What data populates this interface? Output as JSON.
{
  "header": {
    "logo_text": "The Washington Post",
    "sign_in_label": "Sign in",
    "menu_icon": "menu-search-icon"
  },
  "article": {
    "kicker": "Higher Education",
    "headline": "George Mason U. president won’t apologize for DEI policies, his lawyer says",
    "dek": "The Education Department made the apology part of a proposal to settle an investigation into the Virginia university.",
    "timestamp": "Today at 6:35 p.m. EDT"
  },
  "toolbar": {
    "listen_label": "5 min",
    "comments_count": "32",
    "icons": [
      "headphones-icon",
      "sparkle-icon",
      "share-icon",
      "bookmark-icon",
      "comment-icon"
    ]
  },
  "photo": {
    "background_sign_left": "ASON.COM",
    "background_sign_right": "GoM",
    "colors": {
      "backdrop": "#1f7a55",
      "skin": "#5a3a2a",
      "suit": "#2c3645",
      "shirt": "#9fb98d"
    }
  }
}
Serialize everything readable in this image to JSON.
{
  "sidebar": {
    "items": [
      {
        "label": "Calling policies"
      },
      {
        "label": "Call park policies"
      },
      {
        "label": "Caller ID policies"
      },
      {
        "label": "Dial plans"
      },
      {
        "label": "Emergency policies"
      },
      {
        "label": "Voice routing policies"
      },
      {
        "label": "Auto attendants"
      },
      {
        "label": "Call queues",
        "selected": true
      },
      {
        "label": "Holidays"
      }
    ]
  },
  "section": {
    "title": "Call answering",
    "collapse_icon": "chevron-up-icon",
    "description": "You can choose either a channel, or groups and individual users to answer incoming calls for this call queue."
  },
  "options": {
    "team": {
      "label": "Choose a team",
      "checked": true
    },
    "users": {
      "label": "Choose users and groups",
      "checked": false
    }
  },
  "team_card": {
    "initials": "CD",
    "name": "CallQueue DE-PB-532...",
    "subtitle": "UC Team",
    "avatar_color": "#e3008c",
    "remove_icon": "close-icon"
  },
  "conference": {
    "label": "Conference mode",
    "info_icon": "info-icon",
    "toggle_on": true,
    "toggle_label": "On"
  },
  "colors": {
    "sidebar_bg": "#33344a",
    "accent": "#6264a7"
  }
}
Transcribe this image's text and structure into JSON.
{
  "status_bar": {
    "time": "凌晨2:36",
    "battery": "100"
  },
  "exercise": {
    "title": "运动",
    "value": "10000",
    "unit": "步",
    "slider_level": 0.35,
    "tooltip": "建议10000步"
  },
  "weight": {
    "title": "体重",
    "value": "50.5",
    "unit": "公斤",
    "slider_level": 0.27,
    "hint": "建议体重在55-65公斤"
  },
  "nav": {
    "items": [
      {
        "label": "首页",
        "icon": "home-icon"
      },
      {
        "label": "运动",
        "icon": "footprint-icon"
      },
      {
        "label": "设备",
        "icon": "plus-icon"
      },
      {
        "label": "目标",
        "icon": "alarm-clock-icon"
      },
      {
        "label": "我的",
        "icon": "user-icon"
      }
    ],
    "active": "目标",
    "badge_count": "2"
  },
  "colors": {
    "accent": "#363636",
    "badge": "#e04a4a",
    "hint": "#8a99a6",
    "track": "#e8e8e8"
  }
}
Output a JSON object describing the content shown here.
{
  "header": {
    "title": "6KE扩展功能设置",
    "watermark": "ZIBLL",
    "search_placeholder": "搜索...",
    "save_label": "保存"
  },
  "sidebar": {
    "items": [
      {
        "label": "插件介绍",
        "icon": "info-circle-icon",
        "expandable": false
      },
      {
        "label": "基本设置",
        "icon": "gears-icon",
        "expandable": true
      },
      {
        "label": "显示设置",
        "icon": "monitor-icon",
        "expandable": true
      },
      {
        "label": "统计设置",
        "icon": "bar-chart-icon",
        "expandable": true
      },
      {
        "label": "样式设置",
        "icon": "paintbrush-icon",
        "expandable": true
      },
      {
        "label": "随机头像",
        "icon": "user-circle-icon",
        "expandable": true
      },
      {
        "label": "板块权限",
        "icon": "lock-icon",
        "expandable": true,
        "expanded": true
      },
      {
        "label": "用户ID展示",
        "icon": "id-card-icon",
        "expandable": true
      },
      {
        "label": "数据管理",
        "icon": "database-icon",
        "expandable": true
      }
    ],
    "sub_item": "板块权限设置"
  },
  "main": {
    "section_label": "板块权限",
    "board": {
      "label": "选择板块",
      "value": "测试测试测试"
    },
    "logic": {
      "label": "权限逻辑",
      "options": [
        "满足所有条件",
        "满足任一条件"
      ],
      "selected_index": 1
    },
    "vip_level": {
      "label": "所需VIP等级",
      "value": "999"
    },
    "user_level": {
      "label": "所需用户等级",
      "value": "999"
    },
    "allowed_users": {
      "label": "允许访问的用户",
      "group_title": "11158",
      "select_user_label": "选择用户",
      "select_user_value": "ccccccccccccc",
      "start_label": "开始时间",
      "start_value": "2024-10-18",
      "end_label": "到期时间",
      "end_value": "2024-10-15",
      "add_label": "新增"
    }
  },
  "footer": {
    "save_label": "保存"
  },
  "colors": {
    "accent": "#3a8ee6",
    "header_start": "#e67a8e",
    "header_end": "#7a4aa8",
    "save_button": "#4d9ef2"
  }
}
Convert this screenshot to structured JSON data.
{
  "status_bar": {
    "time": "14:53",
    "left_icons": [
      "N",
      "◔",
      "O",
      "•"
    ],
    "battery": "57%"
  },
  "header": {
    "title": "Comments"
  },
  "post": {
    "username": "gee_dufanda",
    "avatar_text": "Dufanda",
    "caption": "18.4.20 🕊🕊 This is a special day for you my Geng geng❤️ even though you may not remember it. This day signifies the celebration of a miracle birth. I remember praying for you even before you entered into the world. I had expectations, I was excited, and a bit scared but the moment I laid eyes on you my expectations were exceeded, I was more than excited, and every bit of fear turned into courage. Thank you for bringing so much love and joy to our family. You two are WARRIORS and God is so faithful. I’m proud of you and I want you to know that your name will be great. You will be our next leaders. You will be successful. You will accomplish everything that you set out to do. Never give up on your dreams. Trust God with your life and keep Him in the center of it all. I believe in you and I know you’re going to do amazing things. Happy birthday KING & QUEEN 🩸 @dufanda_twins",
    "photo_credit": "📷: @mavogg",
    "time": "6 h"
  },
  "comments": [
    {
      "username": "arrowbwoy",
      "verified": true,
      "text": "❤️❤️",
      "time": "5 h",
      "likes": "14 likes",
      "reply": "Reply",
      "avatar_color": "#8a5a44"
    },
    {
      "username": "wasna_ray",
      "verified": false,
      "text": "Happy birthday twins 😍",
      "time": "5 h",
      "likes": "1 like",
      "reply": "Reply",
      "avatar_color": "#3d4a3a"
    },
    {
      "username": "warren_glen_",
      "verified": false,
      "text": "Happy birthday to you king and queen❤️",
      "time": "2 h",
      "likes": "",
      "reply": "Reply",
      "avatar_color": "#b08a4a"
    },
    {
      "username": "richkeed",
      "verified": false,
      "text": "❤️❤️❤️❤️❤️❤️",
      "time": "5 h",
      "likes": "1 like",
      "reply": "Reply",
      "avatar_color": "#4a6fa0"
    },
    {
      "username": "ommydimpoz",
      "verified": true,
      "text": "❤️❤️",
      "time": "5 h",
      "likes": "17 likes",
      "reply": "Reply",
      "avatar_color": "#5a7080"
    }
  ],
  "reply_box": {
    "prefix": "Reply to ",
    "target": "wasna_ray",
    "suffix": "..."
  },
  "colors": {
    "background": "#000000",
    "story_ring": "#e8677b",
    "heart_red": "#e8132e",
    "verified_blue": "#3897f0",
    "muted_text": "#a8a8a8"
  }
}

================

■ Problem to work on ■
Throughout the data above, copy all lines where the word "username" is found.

■ Response to the exercise ■
    "username": "gee_dufanda",
      "username": "arrowbwoy",
      "username": "wasna_ray",
      "username": "warren_glen_",
      "username": "richkeed",
      "username": "ommydimpoz",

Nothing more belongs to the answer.